For more info on Loyalists and resources online, you can consult

http://olivetreegenealogy.com/loy/loylinks.shtml

There you will find dozens of links to online sources of information. Also check the right hand nav bar on my page for links to articles and online databases

Lorine

January 9, 2005

USA Census Comparison Chart

Questions you should ask yourself about USA Census Records online:

  1. Does the site have on-line census images with linked indexes?
  2. What kind of census indexes does the site have - head of house only, or every name?
  3. Does the site have only census images?
  4. Are there census Indexes only?

Compare and then decide which set of census records will best help you find that elusive ancestor

See the Quick Start Comparison Chart for USA census from 1790 - 1930 Census

January 7, 2005

Ships Passenger Lists to New York before 1664

Olive Tree Genealogy has an exciting new project! I have begun to reconstruct ships passenger lists for ships from Holland (Netherlands) to New Netherland (New York) before 1664.

All "passenger lists" for travel from the Netherlands (Holland) to New Netherland (present day New York) between 1654 and 1664 came from the debit side of the West India Company Account Book. This account book showing who owed money when they arrived is the source for previously published lists of passengers to New Netherland/New York.
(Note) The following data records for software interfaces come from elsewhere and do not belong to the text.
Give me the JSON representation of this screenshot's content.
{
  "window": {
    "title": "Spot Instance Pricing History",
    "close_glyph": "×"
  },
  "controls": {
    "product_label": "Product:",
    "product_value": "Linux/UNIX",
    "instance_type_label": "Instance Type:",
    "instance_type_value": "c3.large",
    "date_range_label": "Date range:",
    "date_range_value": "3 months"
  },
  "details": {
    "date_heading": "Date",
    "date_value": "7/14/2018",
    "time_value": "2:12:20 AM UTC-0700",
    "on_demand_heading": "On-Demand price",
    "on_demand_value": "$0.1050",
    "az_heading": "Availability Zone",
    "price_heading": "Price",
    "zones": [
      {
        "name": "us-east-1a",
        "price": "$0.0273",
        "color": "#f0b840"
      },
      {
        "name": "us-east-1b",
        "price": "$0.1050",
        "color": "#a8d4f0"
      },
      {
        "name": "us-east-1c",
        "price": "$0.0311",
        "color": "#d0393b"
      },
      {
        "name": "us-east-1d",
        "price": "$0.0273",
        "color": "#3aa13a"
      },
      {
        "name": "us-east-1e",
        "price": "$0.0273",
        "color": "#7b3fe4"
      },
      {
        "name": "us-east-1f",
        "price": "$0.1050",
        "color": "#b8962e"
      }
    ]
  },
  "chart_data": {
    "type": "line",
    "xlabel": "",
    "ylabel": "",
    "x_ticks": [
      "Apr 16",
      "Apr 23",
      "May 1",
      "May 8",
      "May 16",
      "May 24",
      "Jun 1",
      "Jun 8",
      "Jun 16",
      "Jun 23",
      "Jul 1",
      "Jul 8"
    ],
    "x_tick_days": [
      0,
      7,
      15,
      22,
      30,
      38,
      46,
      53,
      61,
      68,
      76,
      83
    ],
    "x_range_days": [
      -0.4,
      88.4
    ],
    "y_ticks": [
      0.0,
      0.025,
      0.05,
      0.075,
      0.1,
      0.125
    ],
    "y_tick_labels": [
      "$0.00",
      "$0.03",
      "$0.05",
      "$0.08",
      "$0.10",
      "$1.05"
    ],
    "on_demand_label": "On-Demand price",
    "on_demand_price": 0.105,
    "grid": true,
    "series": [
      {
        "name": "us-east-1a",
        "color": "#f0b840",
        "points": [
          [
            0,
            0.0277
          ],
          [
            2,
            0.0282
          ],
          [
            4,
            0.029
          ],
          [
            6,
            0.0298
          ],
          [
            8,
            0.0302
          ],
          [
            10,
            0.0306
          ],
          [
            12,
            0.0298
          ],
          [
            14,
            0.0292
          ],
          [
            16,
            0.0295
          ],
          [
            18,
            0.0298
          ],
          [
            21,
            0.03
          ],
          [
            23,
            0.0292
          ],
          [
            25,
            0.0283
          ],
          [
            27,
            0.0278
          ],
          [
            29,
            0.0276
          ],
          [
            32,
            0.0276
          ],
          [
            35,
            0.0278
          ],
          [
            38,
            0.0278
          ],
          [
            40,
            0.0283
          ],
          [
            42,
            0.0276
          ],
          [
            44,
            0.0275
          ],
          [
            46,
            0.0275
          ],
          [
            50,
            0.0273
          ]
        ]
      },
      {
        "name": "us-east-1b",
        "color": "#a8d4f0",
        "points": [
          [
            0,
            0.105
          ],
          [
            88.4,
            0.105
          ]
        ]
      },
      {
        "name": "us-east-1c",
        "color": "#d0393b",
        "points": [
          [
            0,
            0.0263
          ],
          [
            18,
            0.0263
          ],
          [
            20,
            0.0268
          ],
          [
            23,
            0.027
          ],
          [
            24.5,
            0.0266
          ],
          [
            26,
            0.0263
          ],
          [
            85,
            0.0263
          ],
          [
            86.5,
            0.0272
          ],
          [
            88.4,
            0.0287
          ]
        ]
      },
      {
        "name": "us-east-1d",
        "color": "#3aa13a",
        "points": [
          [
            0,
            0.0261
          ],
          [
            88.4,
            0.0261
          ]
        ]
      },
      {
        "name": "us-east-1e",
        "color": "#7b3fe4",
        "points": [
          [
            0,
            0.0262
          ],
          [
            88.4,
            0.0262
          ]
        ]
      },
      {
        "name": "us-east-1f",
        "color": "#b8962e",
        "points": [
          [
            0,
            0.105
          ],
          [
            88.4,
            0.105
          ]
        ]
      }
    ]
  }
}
The credit side has not been published. Lists for ships that sailed before 1654 simply do not exist.

Thus we do not have complete passenger lists for this time period. Many of the previously published lists are flawed. Many names of those who sailed are not found, as they paid their passage money ahead of time.

In some cases, I've been able to reconstruct names for a ship list that has never been published before! In other cases, I've been able to add names to previously published lists. This is an Olive Tree exclusive.

The full list of 82 ships and names of passengers on these ships sailing to New York from 1624 to 1664 is found at
http://olivetreegenealogy.com/nn/ships/

I reconstructed the names of those sailing on various ships from several primary sources. Please note that not every source was used to reconstruct every ship. I have indicated which sources were used for each individual

Abstracts from Notarial Documents in the Amsterdam Archives by Pim Nieuwenhuis published in New Netherland Connections in series Vol. 4:3,4; Vol. 5:1-3

Early Immigrants to New Netherland 1657-1664 from The Documentary History of New York

Settlers of Rensselaerswyck 1630-1658 in Van Rensselaer Bowier Manuscripts

E. B. O'Callaghan's Calendar of Historical Manuscripts in the Office of the Secretary of State, Albany NY

New World Immigrants: List of Passengers 1654 to 1664 edited by Michael Tepper

Emigrants to New Netherland by Rosalie Fellows Bailey, NYGBR; vol 94 no 4 pp 193-200

De Scheepvaart en handel van de Nederlandse Republiek op Nieuw-Nederland 1609-1675 unpublished thesis by Jaap Jacobs

January 2, 2005

Greek, Italian, Spanish, Minorcan & Turkish Colonists in Florida 1768

Olive Tree Genealogy has an original research project reconstructing names of colonists of Greek, Italian, Minorcan and Turkish origins to Florida in May 1768.

Eight ships sailed under the direction of Andrew Turnbull. Lucie Servole Myers has reconstructed the names of 431 passengers on board the 8 ships and allowed Olive Tree Genealogy to publish this.

The ships and names of passengers are organized in the following immigrant groups:

Passengers from Spain
http://olivetreegenealogy.com/ships/toflaspain.shtml

Passengers from Greece
http://olivetreegenealogy.com/ships/toflagreece.shtml

Passengers from Corsica
http://olivetreegenealogy.com/ships/toflacorsica.shtml

Passengers from Canary Islands
http://olivetreegenealogy.com/ships/toflacanary.shtml

Passengers from Italy
http://olivetreegenealogy.com/ships/toflaitaly.shtml

Passengers from Balearic Islands
http://olivetreegenealogy.com/ships/toflabalearic.shtml

Good luck to everyone looking for an ancestor! As always, this Olive Tree database is available for free for all researchers.